Literally volumes have been written about buying a road bike. To me this information clouds rather than clears the bicycle-buying decision. It’s sort of like reading about swimming and believing you’ll know how before you even get in the water. The only sure way is to get a little wet while a competent professional guides you along the way. But you didn’t come to this page to be told not to come here, so here are a few things to consider.
Road bikes as opposed to other bike designs are optimized for performance rather than for commuting or casual riding. Riders of road bikes typically want to go as fast or as far as possible even if some comfort or visibility is lost. Their selected routes are usually rural rather than urban to minimize traffic and intermediate stops and starts, and they often travel in groups with other riders. Their bike designs and riding positions may seem a little illogical to the commuter or fitness rider, but they help them achieve their goals.
A cyclist must overcome aerodynamic resistance (drag), friction and gravity to propel his machine down the road. Drag represents roughly 80% of the total. Road bikes differ from other designs mostly to minimize drag. The most noticeable feature is the drop bar handlebar that places the rider in a low, aggressive position to minimize his frontal area that the wind hits. Time Trial bicycles are the ultimate extension of this. Overcoming the other resistances (friction and gravity) are mostly handled by the materials and components selected. For example, lighter weight frame materials and low gearing will help climbing as much as possible.
Major distinctions in road bikes aren’t as numerous as many think. You really have only a couple of key decisions to make before honing in on the bike of your dreams. The first decision is between Performance/Racing or Endurance. Performance/Racing designs stress rapid acceleration and very precise handling. Most often the front fork and seat tube are more upright and the rider is positioned slightly more forward than on an Endurance road bike. Handling is much quicker but the rider may fatigue sooner. Endurance designs recognize that the rider must provide all the energy to move, steer and stabilize the bicycle and that the rider has finite energy. Designers of Endurance road bikes make allowances to preserve that energy. Often the wheelbase is slightly longer and the center of gravity is slightly lower than a Performance/Racing road bike. Seat and head tube angles are a bit more relaxed. This makes the bike more stable requiring less effort to keep the bike upright and going straight. Often a more comfortable ride accompanies these design changes. Less effort means more energy to go longer but at the expense of the precise handling and rapid acceleration. The competitive cyclist who is all about speed will likely prefer a Performance/Racing design but the overwhelming majority of road riders are better served by Endurance bikes. This design is for those who ride for fun, fitness and competition. Be aware that you can go just as fast and have as small a frontal area on an Endurance bike. It’s just not as “quick” as a Performance/Racing bicycle.

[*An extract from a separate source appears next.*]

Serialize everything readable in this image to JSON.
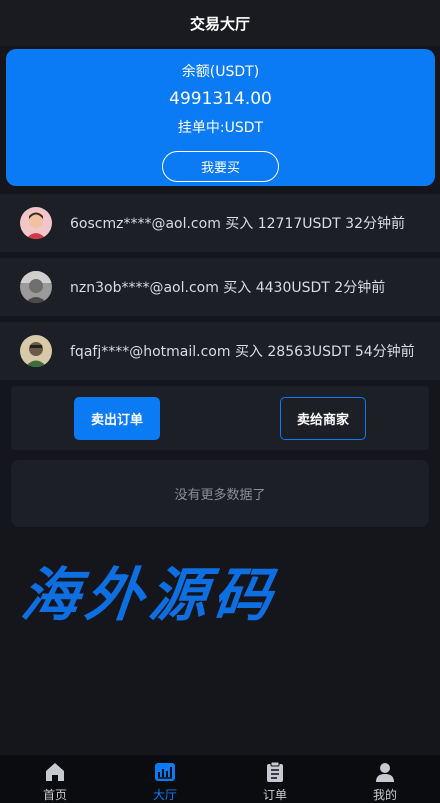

The second question is Carbon versus Aluminum. There is no question that carbon is better. Design engineers can manipulate tubing shape and characteristics (compliance, stiffness, elasticity, etc.) to achieve the ride quality and performance they desire. Metal tubing is less amenable to such manipulations. Carbon road bikes are also considerably lighter than aluminum ones. Carbon’s only drawback is cost – and that’s becoming less and less of an objection each year. While designers of aluminum bicycles aggressively chase the stiffness of carbon bikes (adding cost in the process), the cost of carbon fiber continues to decline as international production and demand for all things carbon increases. The difference between a high quality aluminum bike and a low cost carbon bike is now less than $1000. The cost between a middle-of-the-road carbon bike and a similar aluminum bike remains closer to $2000.
Beyond this the more you pay for your bike the better it gets. You can select higher grades of framing material (lighter and stiffer), lower friction and lighter components (wheels, shifters, derailleurs, etc.) and nice accessories (power meters, computers, lights, etc.).
There’s a lot to be considered. Your best chance at getting it all right is to visit a bike shop with informed staff that can help you identify the best model/size for your specific needs and desired experience. No one does it better than The Bike Pedaler in Shreveport. Please come in and let us prove it to you.